Website and app data records:
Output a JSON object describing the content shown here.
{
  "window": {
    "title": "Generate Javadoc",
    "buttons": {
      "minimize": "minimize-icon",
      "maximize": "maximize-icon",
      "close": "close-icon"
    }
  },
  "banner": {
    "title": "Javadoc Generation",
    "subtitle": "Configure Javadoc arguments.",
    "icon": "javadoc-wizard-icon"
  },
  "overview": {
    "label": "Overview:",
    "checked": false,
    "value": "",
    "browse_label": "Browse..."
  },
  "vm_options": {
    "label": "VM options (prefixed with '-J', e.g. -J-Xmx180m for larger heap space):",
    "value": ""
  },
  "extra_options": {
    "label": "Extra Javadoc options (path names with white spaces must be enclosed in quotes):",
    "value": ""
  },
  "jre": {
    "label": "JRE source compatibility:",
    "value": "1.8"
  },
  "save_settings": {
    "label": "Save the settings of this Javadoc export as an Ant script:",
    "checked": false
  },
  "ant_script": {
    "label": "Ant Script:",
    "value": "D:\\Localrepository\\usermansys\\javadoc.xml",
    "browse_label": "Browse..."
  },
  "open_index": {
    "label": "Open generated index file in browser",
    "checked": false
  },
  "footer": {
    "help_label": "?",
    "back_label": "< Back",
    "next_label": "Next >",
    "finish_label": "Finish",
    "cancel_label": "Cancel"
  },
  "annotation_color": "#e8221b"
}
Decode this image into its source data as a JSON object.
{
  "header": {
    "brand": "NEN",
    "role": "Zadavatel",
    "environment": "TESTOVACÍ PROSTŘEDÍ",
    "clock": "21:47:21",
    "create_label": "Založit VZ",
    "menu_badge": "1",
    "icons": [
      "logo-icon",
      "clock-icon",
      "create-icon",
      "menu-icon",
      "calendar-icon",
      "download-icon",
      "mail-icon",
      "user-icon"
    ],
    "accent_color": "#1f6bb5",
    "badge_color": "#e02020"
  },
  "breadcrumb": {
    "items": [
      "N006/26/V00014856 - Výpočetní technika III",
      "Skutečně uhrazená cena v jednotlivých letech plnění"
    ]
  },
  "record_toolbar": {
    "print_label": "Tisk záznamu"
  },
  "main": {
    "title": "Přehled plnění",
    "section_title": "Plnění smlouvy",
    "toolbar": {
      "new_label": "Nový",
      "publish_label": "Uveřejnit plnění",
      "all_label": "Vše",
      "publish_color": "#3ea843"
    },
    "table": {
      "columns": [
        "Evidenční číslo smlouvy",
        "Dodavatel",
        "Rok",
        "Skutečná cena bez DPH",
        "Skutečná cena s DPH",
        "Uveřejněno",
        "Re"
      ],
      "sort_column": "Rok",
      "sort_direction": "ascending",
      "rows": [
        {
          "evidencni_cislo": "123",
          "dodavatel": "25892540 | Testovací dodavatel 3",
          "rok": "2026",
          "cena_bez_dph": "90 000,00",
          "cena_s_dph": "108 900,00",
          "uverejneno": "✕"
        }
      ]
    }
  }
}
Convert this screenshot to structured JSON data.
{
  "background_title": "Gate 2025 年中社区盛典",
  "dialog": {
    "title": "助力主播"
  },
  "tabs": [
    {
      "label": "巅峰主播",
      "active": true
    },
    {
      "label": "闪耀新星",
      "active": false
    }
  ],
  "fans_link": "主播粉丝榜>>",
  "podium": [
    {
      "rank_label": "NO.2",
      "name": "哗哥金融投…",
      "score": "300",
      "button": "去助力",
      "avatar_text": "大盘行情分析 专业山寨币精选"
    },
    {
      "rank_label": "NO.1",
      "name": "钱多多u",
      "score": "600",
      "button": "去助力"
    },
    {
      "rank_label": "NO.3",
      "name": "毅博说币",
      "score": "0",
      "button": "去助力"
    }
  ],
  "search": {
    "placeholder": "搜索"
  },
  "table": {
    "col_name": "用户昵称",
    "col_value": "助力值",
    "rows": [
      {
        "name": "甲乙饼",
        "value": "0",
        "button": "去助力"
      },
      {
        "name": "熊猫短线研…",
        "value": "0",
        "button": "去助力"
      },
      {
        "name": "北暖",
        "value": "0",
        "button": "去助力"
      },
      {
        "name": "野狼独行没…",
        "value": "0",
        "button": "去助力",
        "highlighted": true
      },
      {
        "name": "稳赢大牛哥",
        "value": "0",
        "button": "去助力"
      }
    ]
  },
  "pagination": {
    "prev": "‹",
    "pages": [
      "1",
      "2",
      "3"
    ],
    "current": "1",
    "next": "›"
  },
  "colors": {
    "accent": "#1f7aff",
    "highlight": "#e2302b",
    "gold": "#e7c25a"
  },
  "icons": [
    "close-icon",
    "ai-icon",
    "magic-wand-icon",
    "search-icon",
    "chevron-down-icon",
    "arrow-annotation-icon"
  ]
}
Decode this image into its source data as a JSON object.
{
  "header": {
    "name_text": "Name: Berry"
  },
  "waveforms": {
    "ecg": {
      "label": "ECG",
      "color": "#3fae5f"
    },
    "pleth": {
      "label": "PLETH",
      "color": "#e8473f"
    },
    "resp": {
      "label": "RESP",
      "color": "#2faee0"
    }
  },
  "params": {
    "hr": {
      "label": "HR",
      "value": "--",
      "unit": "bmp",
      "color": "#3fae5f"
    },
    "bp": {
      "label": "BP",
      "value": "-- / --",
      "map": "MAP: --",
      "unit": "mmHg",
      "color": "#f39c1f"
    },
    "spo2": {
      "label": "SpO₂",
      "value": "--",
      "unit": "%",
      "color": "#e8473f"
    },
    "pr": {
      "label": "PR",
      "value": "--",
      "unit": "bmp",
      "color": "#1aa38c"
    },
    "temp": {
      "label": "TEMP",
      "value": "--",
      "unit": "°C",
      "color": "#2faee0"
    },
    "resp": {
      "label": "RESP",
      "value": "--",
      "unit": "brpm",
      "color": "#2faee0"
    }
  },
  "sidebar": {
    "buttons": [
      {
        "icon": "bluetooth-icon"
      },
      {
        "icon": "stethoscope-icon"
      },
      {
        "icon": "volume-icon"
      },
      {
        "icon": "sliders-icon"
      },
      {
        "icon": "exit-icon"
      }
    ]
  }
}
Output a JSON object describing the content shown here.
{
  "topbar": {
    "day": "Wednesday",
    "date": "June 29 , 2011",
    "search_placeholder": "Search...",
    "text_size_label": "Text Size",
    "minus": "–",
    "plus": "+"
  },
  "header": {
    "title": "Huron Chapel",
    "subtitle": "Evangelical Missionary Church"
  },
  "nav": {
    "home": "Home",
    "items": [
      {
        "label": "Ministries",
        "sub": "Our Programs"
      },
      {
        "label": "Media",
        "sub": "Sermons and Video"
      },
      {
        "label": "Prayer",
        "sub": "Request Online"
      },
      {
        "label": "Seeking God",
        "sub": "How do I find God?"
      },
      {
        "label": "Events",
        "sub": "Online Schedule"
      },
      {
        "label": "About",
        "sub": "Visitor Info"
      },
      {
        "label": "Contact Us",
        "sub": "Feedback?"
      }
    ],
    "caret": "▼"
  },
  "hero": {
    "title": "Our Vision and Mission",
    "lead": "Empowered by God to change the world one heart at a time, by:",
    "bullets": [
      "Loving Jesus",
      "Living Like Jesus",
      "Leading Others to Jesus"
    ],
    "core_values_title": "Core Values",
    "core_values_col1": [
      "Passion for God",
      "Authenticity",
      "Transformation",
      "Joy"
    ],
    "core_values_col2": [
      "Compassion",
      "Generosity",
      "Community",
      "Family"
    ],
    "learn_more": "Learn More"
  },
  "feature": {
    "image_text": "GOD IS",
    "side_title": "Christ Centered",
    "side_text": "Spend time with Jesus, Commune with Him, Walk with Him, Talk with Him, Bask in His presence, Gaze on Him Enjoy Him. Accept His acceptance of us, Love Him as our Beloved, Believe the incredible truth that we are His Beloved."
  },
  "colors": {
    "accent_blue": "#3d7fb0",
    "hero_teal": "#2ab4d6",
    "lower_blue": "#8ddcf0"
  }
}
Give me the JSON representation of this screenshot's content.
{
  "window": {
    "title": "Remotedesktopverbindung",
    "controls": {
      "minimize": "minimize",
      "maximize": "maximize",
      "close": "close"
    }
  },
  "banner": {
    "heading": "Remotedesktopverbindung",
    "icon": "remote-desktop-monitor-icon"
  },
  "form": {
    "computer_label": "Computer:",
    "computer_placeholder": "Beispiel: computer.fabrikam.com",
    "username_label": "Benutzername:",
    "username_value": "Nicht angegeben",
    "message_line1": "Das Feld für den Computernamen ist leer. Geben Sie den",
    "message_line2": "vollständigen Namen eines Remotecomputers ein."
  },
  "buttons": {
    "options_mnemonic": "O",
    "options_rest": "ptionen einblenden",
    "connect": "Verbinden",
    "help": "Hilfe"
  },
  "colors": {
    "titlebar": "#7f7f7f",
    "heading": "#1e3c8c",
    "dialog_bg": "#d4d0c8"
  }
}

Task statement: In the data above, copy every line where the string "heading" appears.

Solved exercise:
    "heading": "Remotedesktopverbindung",
    "heading": "#1e3c8c",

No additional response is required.